> **What is needed**:
Sort through the entries below and pull out lines containing the word "icon".

> **Interface dataset entries**:
..........
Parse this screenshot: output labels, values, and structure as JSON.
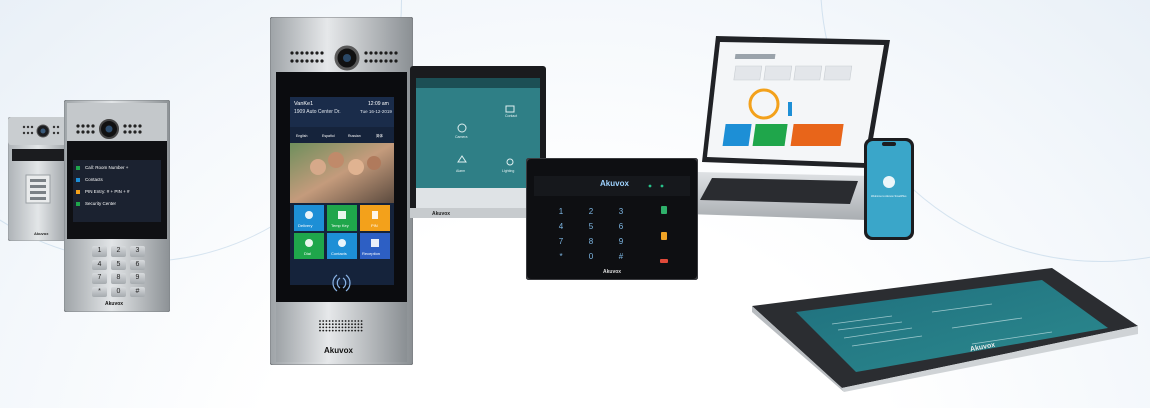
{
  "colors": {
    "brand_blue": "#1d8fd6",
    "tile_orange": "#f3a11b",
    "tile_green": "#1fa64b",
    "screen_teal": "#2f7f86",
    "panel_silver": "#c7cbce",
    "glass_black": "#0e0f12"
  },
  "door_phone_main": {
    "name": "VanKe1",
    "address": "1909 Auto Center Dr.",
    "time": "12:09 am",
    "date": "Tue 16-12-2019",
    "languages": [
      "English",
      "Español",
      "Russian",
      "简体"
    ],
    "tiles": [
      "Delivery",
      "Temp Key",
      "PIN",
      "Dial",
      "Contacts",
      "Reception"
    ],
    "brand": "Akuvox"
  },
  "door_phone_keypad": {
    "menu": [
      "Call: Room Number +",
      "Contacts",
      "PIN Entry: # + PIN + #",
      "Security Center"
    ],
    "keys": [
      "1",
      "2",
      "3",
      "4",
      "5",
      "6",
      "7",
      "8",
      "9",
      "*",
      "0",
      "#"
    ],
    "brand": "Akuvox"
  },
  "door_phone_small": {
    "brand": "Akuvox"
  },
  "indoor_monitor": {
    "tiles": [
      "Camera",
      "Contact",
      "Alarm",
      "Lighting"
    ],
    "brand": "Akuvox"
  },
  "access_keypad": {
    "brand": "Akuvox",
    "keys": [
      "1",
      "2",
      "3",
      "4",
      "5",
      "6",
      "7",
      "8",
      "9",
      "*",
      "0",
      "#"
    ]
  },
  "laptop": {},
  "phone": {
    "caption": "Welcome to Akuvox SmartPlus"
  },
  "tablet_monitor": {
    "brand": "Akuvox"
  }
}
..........
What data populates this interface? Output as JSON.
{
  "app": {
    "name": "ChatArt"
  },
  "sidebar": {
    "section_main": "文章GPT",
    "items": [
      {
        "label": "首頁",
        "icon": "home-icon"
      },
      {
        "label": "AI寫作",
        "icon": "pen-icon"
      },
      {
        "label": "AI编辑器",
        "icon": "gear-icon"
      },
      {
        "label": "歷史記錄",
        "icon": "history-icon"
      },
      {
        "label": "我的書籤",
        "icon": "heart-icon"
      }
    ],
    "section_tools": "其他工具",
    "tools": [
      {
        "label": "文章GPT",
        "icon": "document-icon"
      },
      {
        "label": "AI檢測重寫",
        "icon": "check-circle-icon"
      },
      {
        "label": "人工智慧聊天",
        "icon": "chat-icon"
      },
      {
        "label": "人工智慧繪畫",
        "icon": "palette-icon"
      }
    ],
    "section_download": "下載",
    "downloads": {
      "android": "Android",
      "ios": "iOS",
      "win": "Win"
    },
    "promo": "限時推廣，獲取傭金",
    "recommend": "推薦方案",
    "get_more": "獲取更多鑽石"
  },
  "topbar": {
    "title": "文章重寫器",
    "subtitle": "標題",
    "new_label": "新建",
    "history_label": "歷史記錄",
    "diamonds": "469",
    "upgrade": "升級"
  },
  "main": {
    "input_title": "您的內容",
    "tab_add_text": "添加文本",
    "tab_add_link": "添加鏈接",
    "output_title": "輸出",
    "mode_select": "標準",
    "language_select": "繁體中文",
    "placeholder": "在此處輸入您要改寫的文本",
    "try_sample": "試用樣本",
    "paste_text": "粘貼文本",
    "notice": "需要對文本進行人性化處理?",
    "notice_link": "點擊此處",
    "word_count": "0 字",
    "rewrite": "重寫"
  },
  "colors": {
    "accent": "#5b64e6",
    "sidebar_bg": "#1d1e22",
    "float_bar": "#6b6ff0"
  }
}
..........
> **Exercise output**:
        "icon": "home-icon"
        "icon": "pen-icon"
        "icon": "gear-icon"
        "icon": "history-icon"
        "icon": "heart-icon"
        "icon": "document-icon"
        "icon": "check-circle-icon"
        "icon": "chat-icon"
        "icon": "palette-icon"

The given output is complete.